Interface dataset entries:
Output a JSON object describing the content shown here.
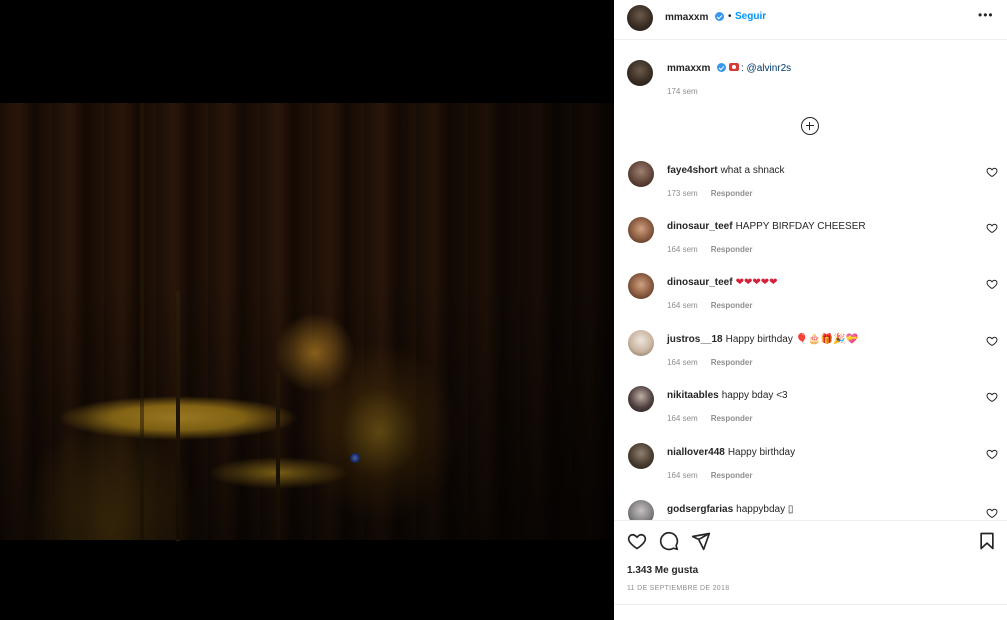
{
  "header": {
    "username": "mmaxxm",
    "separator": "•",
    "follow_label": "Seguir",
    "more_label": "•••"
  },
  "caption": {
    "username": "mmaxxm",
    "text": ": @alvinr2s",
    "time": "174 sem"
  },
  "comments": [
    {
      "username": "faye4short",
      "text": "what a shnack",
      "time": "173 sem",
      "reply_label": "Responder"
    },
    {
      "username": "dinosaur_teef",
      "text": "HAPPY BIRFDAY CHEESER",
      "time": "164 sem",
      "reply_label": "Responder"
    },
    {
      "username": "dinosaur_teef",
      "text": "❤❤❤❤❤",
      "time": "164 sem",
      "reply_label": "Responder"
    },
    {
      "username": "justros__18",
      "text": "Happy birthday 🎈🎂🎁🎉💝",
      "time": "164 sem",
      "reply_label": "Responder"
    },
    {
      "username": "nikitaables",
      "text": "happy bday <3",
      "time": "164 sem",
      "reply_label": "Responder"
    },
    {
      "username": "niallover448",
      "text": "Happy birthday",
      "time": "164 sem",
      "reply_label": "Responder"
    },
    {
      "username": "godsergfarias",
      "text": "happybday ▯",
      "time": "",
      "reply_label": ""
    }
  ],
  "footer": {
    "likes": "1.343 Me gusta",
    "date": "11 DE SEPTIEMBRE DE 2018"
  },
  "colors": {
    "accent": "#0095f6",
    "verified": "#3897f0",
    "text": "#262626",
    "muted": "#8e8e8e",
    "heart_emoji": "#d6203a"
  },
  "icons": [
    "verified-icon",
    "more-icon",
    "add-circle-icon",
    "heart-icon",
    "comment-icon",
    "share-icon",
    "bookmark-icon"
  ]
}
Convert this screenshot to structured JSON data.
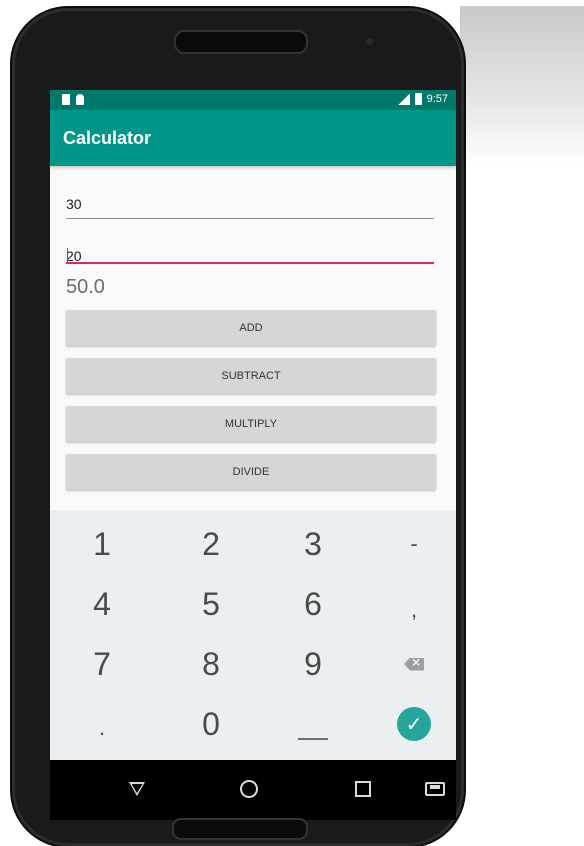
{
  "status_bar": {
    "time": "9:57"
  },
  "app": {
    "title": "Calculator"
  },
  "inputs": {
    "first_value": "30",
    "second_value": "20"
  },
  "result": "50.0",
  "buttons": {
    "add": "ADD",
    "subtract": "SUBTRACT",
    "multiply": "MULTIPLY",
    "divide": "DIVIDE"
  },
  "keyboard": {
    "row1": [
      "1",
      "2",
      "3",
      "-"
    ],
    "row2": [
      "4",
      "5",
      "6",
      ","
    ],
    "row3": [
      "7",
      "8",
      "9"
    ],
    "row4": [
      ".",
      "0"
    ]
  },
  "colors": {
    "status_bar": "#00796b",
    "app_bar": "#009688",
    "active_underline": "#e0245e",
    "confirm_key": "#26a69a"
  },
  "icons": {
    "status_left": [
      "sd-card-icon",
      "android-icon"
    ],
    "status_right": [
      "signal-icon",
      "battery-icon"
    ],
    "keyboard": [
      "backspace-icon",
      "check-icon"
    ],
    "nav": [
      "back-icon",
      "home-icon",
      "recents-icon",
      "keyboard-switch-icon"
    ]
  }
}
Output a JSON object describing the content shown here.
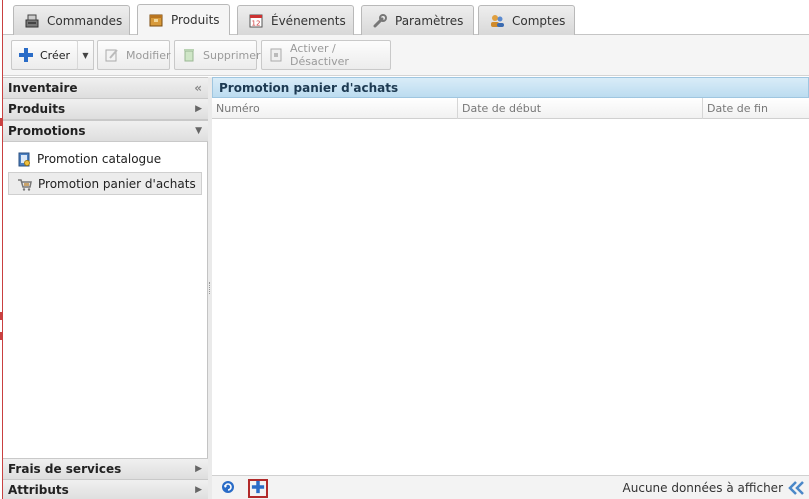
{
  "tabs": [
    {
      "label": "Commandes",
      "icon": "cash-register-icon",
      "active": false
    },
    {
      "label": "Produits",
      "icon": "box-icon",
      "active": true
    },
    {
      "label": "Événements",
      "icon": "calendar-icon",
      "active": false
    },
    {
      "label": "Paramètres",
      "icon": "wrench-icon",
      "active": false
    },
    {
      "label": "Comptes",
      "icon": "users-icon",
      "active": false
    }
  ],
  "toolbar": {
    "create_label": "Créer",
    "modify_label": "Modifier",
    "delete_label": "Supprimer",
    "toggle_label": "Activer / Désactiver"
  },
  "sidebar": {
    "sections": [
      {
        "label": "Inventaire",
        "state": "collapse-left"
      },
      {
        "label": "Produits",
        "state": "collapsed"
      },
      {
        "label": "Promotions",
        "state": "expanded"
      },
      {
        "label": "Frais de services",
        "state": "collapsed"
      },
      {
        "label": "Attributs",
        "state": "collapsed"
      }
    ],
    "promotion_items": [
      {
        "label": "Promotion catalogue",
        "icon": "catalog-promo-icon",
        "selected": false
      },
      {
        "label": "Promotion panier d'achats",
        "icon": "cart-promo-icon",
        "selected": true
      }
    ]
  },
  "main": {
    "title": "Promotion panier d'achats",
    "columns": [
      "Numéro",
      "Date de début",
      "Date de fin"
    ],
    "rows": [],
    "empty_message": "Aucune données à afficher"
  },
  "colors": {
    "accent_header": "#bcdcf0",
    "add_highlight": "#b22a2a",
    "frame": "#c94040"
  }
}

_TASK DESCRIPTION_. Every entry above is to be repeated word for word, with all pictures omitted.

_TASK ANSWER_.
Output a JSON object describing the content shown here.
{
  "header": {
    "username": "mmaxxm",
    "separator": "•",
    "follow_label": "Seguir",
    "more_label": "•••"
  },
  "caption": {
    "username": "mmaxxm",
    "text": ": @alvinr2s",
    "time": "174 sem"
  },
  "comments": [
    {
      "username": "faye4short",
      "text": "what a shnack",
      "time": "173 sem",
      "reply_label": "Responder"
    },
    {
      "username": "dinosaur_teef",
      "text": "HAPPY BIRFDAY CHEESER",
      "time": "164 sem",
      "reply_label": "Responder"
    },
    {
      "username": "dinosaur_teef",
      "text": "❤❤❤❤❤",
      "time": "164 sem",
      "reply_label": "Responder"
    },
    {
      "username": "justros__18",
      "text": "Happy birthday 🎈🎂🎁🎉💝",
      "time": "164 sem",
      "reply_label": "Responder"
    },
    {
      "username": "nikitaables",
      "text": "happy bday <3",
      "time": "164 sem",
      "reply_label": "Responder"
    },
    {
      "username": "niallover448",
      "text": "Happy birthday",
      "time": "164 sem",
      "reply_label": "Responder"
    },
    {
      "username": "godsergfarias",
      "text": "happybday ▯",
      "time": "",
      "reply_label": ""
    }
  ],
  "footer": {
    "likes": "1.343 Me gusta",
    "date": "11 DE SEPTIEMBRE DE 2018"
  },
  "colors": {
    "accent": "#0095f6",
    "verified": "#3897f0",
    "text": "#262626",
    "muted": "#8e8e8e",
    "heart_emoji": "#d6203a"
  },
  "icons": [
    "verified-icon",
    "more-icon",
    "add-circle-icon",
    "heart-icon",
    "comment-icon",
    "share-icon",
    "bookmark-icon"
  ]
}
Convert this screenshot to structured JSON data.
{
  "status_bar": {
    "time": "9:57"
  },
  "app": {
    "title": "Calculator"
  },
  "inputs": {
    "first_value": "30",
    "second_value": "20"
  },
  "result": "50.0",
  "buttons": {
    "add": "ADD",
    "subtract": "SUBTRACT",
    "multiply": "MULTIPLY",
    "divide": "DIVIDE"
  },
  "keyboard": {
    "row1": [
      "1",
      "2",
      "3",
      "-"
    ],
    "row2": [
      "4",
      "5",
      "6",
      ","
    ],
    "row3": [
      "7",
      "8",
      "9"
    ],
    "row4": [
      ".",
      "0"
    ]
  },
  "colors": {
    "status_bar": "#00796b",
    "app_bar": "#009688",
    "active_underline": "#e0245e",
    "confirm_key": "#26a69a"
  },
  "icons": {
    "status_left": [
      "sd-card-icon",
      "android-icon"
    ],
    "status_right": [
      "signal-icon",
      "battery-icon"
    ],
    "keyboard": [
      "backspace-icon",
      "check-icon"
    ],
    "nav": [
      "back-icon",
      "home-icon",
      "recents-icon",
      "keyboard-switch-icon"
    ]
  }
}
Output a JSON object describing the content shown here.
{
  "tabs": [
    {
      "label": "Commandes",
      "icon": "cash-register-icon",
      "active": false
    },
    {
      "label": "Produits",
      "icon": "box-icon",
      "active": true
    },
    {
      "label": "Événements",
      "icon": "calendar-icon",
      "active": false
    },
    {
      "label": "Paramètres",
      "icon": "wrench-icon",
      "active": false
    },
    {
      "label": "Comptes",
      "icon": "users-icon",
      "active": false
    }
  ],
  "toolbar": {
    "create_label": "Créer",
    "modify_label": "Modifier",
    "delete_label": "Supprimer",
    "toggle_label": "Activer / Désactiver"
  },
  "sidebar": {
    "sections": [
      {
        "label": "Inventaire",
        "state": "collapse-left"
      },
      {
        "label": "Produits",
        "state": "collapsed"
      },
      {
        "label": "Promotions",
        "state": "expanded"
      },
      {
        "label": "Frais de services",
        "state": "collapsed"
      },
      {
        "label": "Attributs",
        "state": "collapsed"
      }
    ],
    "promotion_items": [
      {
        "label": "Promotion catalogue",
        "icon": "catalog-promo-icon",
        "selected": false
      },
      {
        "label": "Promotion panier d'achats",
        "icon": "cart-promo-icon",
        "selected": true
      }
    ]
  },
  "main": {
    "title": "Promotion panier d'achats",
    "columns": [
      "Numéro",
      "Date de début",
      "Date de fin"
    ],
    "rows": [],
    "empty_message": "Aucune données à afficher"
  },
  "colors": {
    "accent_header": "#bcdcf0",
    "add_highlight": "#b22a2a",
    "frame": "#c94040"
  }
}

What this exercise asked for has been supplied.